The Nasdaq Composite gained 70 points as some of the big tech names that lead yesterday's decline moved higher as benchmark 10-year note yields eased to 1.306%.

Lennar  (LEN) - Get Lennar Corporation Class A Report shares were a notable mover Tuesday, falling 1.5% to $96.76 each after the country's second-largest homebuilder added its name to the list of companies concerned about supply chain disruptions to the housing market. 

Johnson & Johnson  (JNJ) - Get Johnson & Johnson (JNJ) Report shares were also in focus, rising 1% to $165.30 each, after it published data showing that a second short of its coronavirus vaccine provided a significant increase in protection against the disease in a large-scale U.S. trial.
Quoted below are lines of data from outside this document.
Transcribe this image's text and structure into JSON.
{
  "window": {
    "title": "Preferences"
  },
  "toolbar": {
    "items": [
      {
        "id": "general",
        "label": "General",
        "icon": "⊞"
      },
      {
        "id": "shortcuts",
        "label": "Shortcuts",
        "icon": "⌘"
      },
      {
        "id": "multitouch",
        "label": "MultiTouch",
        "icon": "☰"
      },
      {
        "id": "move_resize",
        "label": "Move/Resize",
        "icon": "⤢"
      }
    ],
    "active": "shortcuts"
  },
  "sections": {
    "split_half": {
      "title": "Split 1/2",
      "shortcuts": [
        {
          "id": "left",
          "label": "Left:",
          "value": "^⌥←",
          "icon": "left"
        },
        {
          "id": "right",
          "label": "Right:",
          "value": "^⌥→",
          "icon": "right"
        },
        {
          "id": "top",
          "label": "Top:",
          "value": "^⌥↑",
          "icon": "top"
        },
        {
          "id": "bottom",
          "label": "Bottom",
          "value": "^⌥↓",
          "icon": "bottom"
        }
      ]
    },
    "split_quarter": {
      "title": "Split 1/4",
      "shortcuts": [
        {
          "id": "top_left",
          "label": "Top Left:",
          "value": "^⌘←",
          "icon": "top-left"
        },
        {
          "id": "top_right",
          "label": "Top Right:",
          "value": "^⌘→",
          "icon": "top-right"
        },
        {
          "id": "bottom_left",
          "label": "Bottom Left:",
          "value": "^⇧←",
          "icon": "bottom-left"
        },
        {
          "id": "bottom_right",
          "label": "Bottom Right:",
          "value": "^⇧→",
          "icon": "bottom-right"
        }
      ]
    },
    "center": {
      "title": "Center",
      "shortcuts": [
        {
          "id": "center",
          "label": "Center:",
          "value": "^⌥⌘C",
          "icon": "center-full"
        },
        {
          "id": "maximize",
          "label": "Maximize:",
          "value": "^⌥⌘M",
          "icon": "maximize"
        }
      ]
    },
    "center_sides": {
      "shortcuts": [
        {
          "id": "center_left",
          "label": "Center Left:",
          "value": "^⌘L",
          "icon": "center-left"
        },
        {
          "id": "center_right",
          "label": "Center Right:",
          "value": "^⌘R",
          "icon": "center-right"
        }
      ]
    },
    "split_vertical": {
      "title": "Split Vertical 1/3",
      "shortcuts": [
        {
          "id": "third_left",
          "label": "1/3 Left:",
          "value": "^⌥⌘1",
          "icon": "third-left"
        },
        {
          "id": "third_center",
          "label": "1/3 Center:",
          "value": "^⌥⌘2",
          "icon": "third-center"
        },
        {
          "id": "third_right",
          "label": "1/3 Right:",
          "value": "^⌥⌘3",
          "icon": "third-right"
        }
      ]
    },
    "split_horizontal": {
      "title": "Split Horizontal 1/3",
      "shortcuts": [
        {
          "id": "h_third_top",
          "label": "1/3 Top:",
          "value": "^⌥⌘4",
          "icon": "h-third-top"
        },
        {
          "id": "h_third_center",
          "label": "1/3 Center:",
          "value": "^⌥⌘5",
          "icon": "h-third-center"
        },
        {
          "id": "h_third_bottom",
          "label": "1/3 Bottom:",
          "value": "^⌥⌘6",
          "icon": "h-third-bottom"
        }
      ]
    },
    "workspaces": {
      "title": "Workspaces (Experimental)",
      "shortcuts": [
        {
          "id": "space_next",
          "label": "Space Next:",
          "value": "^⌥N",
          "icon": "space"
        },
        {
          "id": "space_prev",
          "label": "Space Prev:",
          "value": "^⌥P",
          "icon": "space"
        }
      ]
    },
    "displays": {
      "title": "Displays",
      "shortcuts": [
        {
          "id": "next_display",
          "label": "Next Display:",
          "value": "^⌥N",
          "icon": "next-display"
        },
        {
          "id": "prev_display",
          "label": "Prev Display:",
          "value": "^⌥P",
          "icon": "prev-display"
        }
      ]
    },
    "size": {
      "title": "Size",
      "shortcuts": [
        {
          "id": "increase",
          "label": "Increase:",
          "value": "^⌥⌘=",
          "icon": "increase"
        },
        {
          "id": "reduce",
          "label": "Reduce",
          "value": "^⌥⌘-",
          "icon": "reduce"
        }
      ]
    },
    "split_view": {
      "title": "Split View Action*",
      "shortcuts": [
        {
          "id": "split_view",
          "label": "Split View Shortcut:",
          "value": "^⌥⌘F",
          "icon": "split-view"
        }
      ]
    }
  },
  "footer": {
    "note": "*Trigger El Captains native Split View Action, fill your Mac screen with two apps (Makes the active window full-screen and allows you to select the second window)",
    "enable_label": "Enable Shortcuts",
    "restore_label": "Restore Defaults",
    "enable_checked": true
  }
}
DraftKings DKNG shares slumped 5.8% lower following a report that the U.S.-based online gaming group is planning a $20 billion takeover bid, financed mostly with stock, for Britain's Entain Plc.

Away from equities, oil prices were also on the rise following yesterday's steep declines, helped by a modestly weaker dollar and news of an easing of arrival restrictions for fully-vaccinated travelers from around 33 countries, including China, India, Britain and the European Union, which could spark a late year boom in air traffic demand. 

WTI futures for November delivery were marked 8 cents higher from Monday's close to change hands at $70.22 per barrel, while Brent contracts for the same month added 10 cents to trade at $74.03 per barrel.